What is a sport? Many things, but not all. The term “sport” can be misleading. Although a game that requires physical exertion is a sport, other activities are just pastimes that don’t require skill. Sports, on the other hand, are highly regarded for their competitive aspects. Even non-competitive games, such as cornhole or poker, can be a sport. In addition to sports competitions, many events are televised, and some networks have made it possible to televise these games.
In addition to being beneficial to the body, sports provide an exciting environment for learning. Like any other activity, sports can bring about mixed feelings. Winning can lead to pressure to win the next game, while losing can result in feelings of disappointment and depression. Sports provide the opportunity to learn to cope with these feelings and foster good mental health. Sports also serve as a powerful source of entertainment and can even help reduce the incidence of mental illness and other medical conditions.

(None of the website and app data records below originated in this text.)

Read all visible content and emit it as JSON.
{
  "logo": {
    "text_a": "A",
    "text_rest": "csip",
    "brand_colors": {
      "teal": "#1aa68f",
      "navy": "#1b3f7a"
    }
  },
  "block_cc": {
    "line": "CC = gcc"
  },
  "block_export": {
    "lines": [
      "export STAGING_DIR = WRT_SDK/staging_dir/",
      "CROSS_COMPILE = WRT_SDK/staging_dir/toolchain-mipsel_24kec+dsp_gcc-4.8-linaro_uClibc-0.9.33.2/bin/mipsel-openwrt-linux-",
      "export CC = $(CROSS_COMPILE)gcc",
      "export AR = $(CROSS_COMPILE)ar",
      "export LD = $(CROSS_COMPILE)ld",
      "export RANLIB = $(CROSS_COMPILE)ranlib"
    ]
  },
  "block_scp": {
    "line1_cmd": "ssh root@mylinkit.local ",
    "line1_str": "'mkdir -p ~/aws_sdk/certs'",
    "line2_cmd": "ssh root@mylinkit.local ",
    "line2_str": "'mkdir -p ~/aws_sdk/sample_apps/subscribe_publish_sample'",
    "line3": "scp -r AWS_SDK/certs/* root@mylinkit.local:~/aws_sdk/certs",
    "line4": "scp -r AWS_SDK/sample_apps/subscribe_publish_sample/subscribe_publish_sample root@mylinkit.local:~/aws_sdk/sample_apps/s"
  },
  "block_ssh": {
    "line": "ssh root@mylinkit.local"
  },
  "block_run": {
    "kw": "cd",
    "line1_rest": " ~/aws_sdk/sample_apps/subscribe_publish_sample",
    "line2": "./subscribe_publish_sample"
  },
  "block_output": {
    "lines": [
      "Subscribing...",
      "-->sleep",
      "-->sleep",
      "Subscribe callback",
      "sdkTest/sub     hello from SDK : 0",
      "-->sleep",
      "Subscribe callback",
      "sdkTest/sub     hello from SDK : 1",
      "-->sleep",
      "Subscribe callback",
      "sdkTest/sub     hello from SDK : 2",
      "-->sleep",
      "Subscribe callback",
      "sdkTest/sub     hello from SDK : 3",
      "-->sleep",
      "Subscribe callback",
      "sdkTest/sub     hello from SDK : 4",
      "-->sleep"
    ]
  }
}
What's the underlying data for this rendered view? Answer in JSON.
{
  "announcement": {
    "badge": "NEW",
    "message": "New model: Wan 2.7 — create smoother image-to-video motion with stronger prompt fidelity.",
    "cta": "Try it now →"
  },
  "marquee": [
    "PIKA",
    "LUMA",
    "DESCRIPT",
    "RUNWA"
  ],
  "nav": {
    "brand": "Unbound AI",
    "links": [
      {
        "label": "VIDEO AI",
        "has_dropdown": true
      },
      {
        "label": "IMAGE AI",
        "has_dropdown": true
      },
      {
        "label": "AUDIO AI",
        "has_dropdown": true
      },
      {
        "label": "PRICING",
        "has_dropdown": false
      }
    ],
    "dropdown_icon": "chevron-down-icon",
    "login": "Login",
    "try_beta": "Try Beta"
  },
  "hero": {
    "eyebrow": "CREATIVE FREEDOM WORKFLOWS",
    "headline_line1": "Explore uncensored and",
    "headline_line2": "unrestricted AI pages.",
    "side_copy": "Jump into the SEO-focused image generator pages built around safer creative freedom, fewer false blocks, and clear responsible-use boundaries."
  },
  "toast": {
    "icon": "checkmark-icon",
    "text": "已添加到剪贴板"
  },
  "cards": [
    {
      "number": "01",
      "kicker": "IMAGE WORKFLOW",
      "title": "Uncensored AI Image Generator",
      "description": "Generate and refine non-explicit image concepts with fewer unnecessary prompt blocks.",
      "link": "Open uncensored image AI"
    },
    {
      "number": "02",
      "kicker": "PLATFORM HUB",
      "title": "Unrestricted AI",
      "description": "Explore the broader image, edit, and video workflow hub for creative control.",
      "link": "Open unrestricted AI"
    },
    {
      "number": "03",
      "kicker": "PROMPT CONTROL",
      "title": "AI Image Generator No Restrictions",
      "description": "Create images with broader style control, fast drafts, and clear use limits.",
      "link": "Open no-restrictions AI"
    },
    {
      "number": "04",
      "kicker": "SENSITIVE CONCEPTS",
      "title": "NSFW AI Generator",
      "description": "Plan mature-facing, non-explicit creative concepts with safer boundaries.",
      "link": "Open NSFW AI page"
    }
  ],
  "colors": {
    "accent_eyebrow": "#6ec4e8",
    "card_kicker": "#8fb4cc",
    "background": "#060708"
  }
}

While the aesthetic element of sports endures, the focus on quantification has changed the nature of sports. A transition between Renaissance and modern sports is reflected in the shift in semantics. The word “measure” used to denote an aesthetic sense of balance and proportion, but then came to be used as a synonym for numerical measurements. This shift in the focus of sports has had a profound effect on the discipline of athletics. For instance, when athletes play basketball, their body weight is a major factor in determining the winner.